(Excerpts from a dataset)
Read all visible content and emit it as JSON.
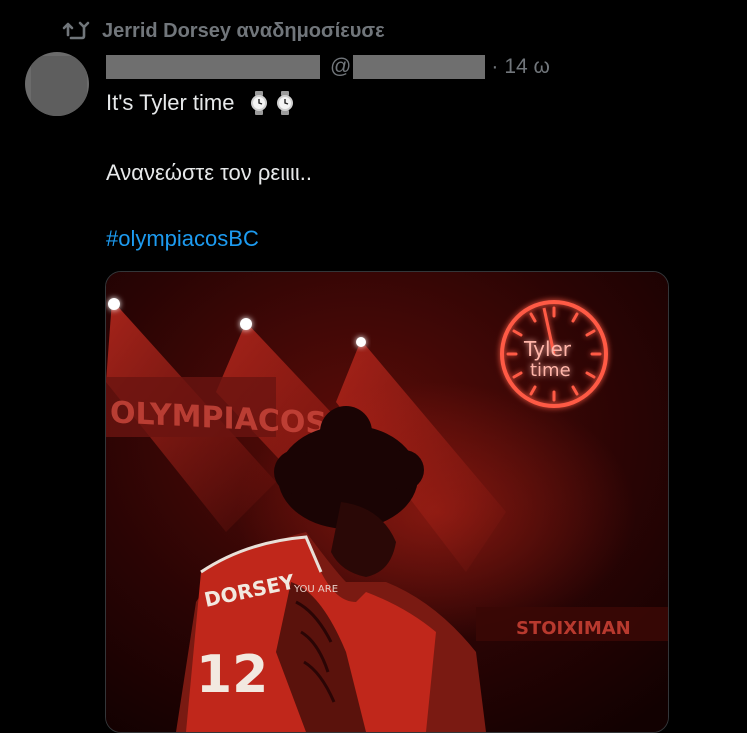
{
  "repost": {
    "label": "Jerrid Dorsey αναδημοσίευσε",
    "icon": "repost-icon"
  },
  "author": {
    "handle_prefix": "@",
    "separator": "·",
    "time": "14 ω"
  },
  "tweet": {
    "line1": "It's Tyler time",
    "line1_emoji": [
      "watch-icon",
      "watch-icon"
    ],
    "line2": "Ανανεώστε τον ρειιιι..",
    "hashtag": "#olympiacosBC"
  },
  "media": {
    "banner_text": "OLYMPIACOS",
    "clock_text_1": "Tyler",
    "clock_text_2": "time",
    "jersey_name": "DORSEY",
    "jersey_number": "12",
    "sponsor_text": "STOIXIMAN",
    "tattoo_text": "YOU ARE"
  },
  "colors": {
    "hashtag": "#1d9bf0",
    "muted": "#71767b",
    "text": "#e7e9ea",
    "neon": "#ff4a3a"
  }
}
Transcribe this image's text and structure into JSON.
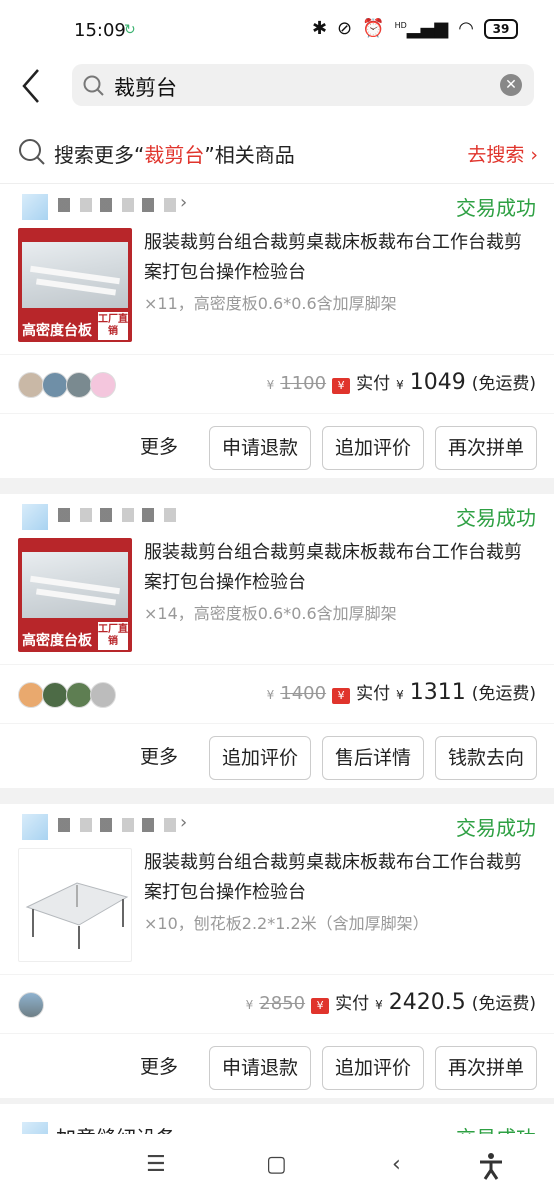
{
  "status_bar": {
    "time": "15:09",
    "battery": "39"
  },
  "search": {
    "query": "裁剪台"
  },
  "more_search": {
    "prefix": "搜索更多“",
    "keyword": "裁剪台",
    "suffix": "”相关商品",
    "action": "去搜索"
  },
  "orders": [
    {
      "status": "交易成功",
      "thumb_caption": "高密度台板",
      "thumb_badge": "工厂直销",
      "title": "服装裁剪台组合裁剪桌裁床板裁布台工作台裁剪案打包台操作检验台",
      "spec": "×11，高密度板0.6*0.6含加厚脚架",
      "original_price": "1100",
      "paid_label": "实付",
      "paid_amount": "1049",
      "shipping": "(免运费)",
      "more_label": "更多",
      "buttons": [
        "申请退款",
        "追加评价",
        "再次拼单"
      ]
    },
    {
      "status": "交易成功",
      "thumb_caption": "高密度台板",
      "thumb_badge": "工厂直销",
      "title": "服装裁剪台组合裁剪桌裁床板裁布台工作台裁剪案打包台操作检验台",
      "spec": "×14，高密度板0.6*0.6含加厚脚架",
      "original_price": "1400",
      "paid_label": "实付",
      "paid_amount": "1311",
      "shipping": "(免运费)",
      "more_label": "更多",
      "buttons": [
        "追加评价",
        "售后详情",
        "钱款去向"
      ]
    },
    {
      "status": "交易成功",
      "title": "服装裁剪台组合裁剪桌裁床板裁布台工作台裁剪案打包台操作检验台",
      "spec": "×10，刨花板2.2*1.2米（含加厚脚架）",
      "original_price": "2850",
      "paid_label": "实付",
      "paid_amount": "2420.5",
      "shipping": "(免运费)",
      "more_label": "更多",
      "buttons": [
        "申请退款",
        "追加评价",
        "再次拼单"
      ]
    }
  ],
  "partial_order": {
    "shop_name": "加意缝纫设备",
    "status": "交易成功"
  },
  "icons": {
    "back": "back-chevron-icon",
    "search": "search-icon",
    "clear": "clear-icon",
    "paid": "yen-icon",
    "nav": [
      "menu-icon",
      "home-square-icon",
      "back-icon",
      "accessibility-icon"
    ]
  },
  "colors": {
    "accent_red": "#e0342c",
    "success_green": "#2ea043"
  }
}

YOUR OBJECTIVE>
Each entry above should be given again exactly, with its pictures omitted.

ANSWER SPACE>
Read all visible content and emit it as JSON.
{
  "repost": {
    "label": "Jerrid Dorsey αναδημοσίευσε",
    "icon": "repost-icon"
  },
  "author": {
    "handle_prefix": "@",
    "separator": "·",
    "time": "14 ω"
  },
  "tweet": {
    "line1": "It's Tyler time",
    "line1_emoji": [
      "watch-icon",
      "watch-icon"
    ],
    "line2": "Ανανεώστε τον ρειιιι..",
    "hashtag": "#olympiacosBC"
  },
  "media": {
    "banner_text": "OLYMPIACOS",
    "clock_text_1": "Tyler",
    "clock_text_2": "time",
    "jersey_name": "DORSEY",
    "jersey_number": "12",
    "sponsor_text": "STOIXIMAN",
    "tattoo_text": "YOU ARE"
  },
  "colors": {
    "hashtag": "#1d9bf0",
    "muted": "#71767b",
    "text": "#e7e9ea",
    "neon": "#ff4a3a"
  }
}
Transcribe this image's text and structure into JSON.
{
  "status_bar": {
    "time": "15:09",
    "battery": "39"
  },
  "search": {
    "query": "裁剪台"
  },
  "more_search": {
    "prefix": "搜索更多“",
    "keyword": "裁剪台",
    "suffix": "”相关商品",
    "action": "去搜索"
  },
  "orders": [
    {
      "status": "交易成功",
      "thumb_caption": "高密度台板",
      "thumb_badge": "工厂直销",
      "title": "服装裁剪台组合裁剪桌裁床板裁布台工作台裁剪案打包台操作检验台",
      "spec": "×11，高密度板0.6*0.6含加厚脚架",
      "original_price": "1100",
      "paid_label": "实付",
      "paid_amount": "1049",
      "shipping": "(免运费)",
      "more_label": "更多",
      "buttons": [
        "申请退款",
        "追加评价",
        "再次拼单"
      ]
    },
    {
      "status": "交易成功",
      "thumb_caption": "高密度台板",
      "thumb_badge": "工厂直销",
      "title": "服装裁剪台组合裁剪桌裁床板裁布台工作台裁剪案打包台操作检验台",
      "spec": "×14，高密度板0.6*0.6含加厚脚架",
      "original_price": "1400",
      "paid_label": "实付",
      "paid_amount": "1311",
      "shipping": "(免运费)",
      "more_label": "更多",
      "buttons": [
        "追加评价",
        "售后详情",
        "钱款去向"
      ]
    },
    {
      "status": "交易成功",
      "title": "服装裁剪台组合裁剪桌裁床板裁布台工作台裁剪案打包台操作检验台",
      "spec": "×10，刨花板2.2*1.2米（含加厚脚架）",
      "original_price": "2850",
      "paid_label": "实付",
      "paid_amount": "2420.5",
      "shipping": "(免运费)",
      "more_label": "更多",
      "buttons": [
        "申请退款",
        "追加评价",
        "再次拼单"
      ]
    }
  ],
  "partial_order": {
    "shop_name": "加意缝纫设备",
    "status": "交易成功"
  },
  "icons": {
    "back": "back-chevron-icon",
    "search": "search-icon",
    "clear": "clear-icon",
    "paid": "yen-icon",
    "nav": [
      "menu-icon",
      "home-square-icon",
      "back-icon",
      "accessibility-icon"
    ]
  },
  "colors": {
    "accent_red": "#e0342c",
    "success_green": "#2ea043"
  }
}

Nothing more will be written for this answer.